- For brand owners the advice must still be to look at obtaining trade mark protection where possible (registering distinctive packaging as a trade mark is, in some cases, a potential option). Where it is not available passing off may provide a solution where the packaging or branding is very similar.
- Brand owners should develop a clear strategy for handling lookalikes in advance - identifying which of their brands they have the greatest concerns for, what elements of those brands they regard as sacrosanct, assessing the alternative ways of handling lookalikes (including litigation) and getting senior management to buy into the plans devised.
- Brand owners shouldn't delay - allowing retailers to slowly "creep" towards the branded products through progressive changes or simply hesitating instead of acting against close lookalikes can harm a brand owner's case.
Unfair Competition: This case highlights the concern of may brand owners that English law provides only limited protection against own brands. This contrasts with much of continental Europe, where brand owners can often rely on the benefits of unfair competition to prevent or limit own brands. Nevertheless, given that brand owners were unable to persuade the Government to include unfair competition type changes in the Trade Marks Act 1994 it seems unlikely that the situation here will change in the near future.
Surveys: Although United Biscuits were successful in passing off, the judgement highlights once again the major difficulty aggrieved parties have in proving passing off - establishing the necessary actual or likely confusion. In this case United Biscuits were lucky - the Judge thought (without extensive evidence) that the two products were confusingly similar. However, yet again considerable concern was raised about the validity and hence the worth of the survey evidence produced by United Biscuits (so much so that they actually decided not to rely on their survey results). Proving actual or likely confusion will therefore remain a substantial hurdle to further actions by brand owners.
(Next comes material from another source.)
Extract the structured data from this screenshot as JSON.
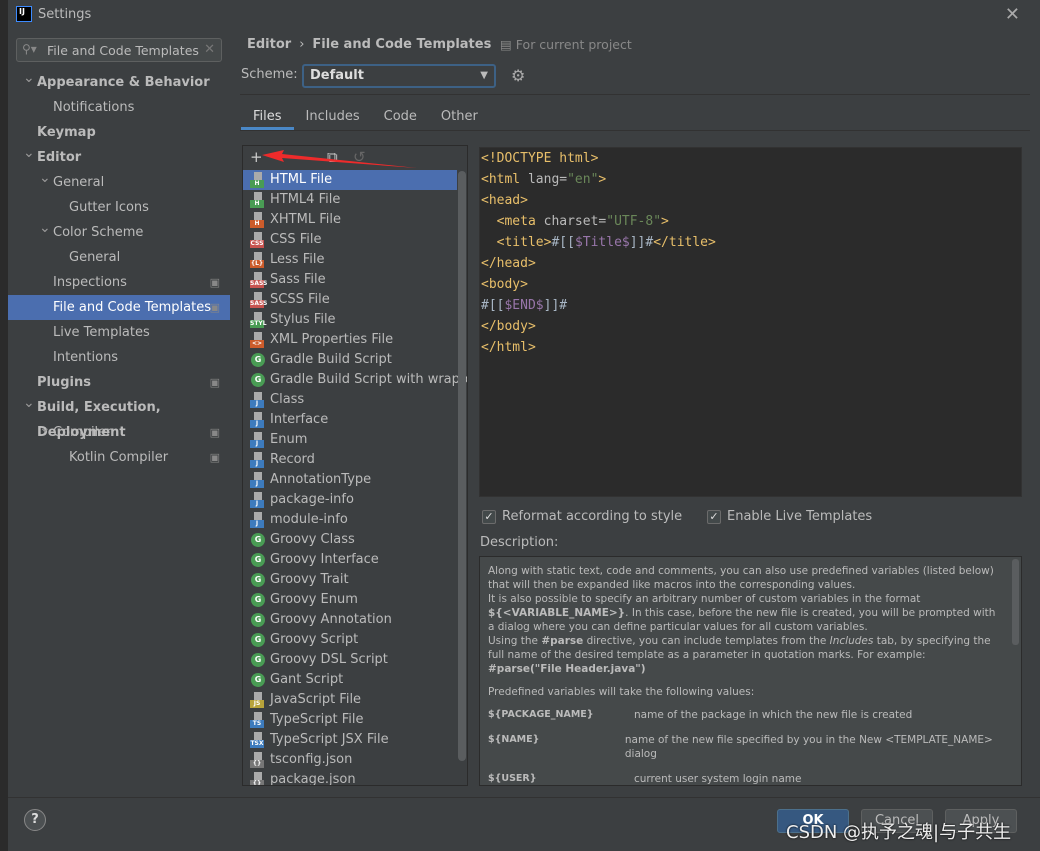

This article is correct to the best of our knowledge and belief at the time of going to press. It is, however, written as a general guide, so it is recommended that specific professional advice is sought before any action is taken.
Garretts is authorised by the Law Society of England and Wales to carry on investment business.